## What to produce
An exact copy of the data is needed, but without any of its images.
*** Data for processing ***
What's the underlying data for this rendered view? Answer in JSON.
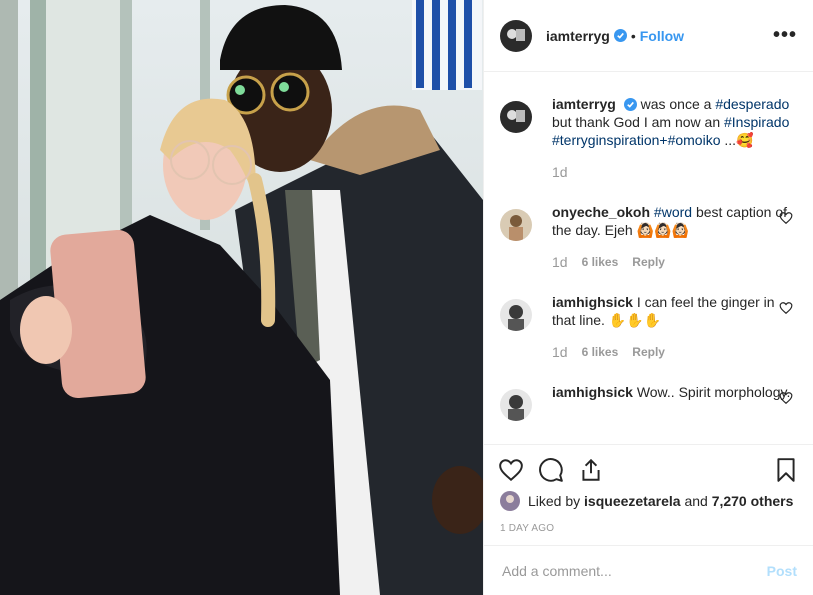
{
  "post": {
    "username": "iamterryg",
    "follow_label": "Follow",
    "separator": "•",
    "more_label": "•••"
  },
  "caption": {
    "username": "iamterryg",
    "text_1": "was once a",
    "tag_1": "#desperado",
    "text_2": "but thank God I am now an",
    "tag_2": "#Inspirado",
    "tag_3": "#terryginspiration+",
    "tag_4": "#omoiko",
    "text_3": "...🥰",
    "age": "1d"
  },
  "comments": [
    {
      "username": "onyeche_okoh",
      "tag": "#word",
      "text": "best caption of the day. Ejeh 🙆🏻🙆🏻🙆🏻",
      "age": "1d",
      "likes": "6 likes",
      "reply": "Reply"
    },
    {
      "username": "iamhighsick",
      "text": "I can feel the ginger in that line. ✋✋✋",
      "age": "1d",
      "likes": "6 likes",
      "reply": "Reply"
    },
    {
      "username": "iamhighsick",
      "text": "Wow.. Spirit morphology."
    }
  ],
  "likes": {
    "prefix": "Liked by",
    "user": "isqueezetarela",
    "connector": "and",
    "count": "7,270 others"
  },
  "date": "1 DAY AGO",
  "add_comment": {
    "placeholder": "Add a comment...",
    "post_label": "Post"
  },
  "icons": [
    "heart-icon",
    "comment-icon",
    "share-icon",
    "bookmark-icon",
    "verified-badge-icon",
    "more-options-icon"
  ],
  "colors": {
    "link": "#3897f0",
    "hashtag": "#003569",
    "muted": "#999999",
    "post_disabled": "#b2dffc"
  }
}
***
## Task solution
What's the underlying data for this rendered view? Answer in JSON.
{
  "post": {
    "username": "iamterryg",
    "follow_label": "Follow",
    "separator": "•",
    "more_label": "•••"
  },
  "caption": {
    "username": "iamterryg",
    "text_1": "was once a",
    "tag_1": "#desperado",
    "text_2": "but thank God I am now an",
    "tag_2": "#Inspirado",
    "tag_3": "#terryginspiration+",
    "tag_4": "#omoiko",
    "text_3": "...🥰",
    "age": "1d"
  },
  "comments": [
    {
      "username": "onyeche_okoh",
      "tag": "#word",
      "text": "best caption of the day. Ejeh 🙆🏻🙆🏻🙆🏻",
      "age": "1d",
      "likes": "6 likes",
      "reply": "Reply"
    },
    {
      "username": "iamhighsick",
      "text": "I can feel the ginger in that line. ✋✋✋",
      "age": "1d",
      "likes": "6 likes",
      "reply": "Reply"
    },
    {
      "username": "iamhighsick",
      "text": "Wow.. Spirit morphology."
    }
  ],
  "likes": {
    "prefix": "Liked by",
    "user": "isqueezetarela",
    "connector": "and",
    "count": "7,270 others"
  },
  "date": "1 DAY AGO",
  "add_comment": {
    "placeholder": "Add a comment...",
    "post_label": "Post"
  },
  "icons": [
    "heart-icon",
    "comment-icon",
    "share-icon",
    "bookmark-icon",
    "verified-badge-icon",
    "more-options-icon"
  ],
  "colors": {
    "link": "#3897f0",
    "hashtag": "#003569",
    "muted": "#999999",
    "post_disabled": "#b2dffc"
  }
}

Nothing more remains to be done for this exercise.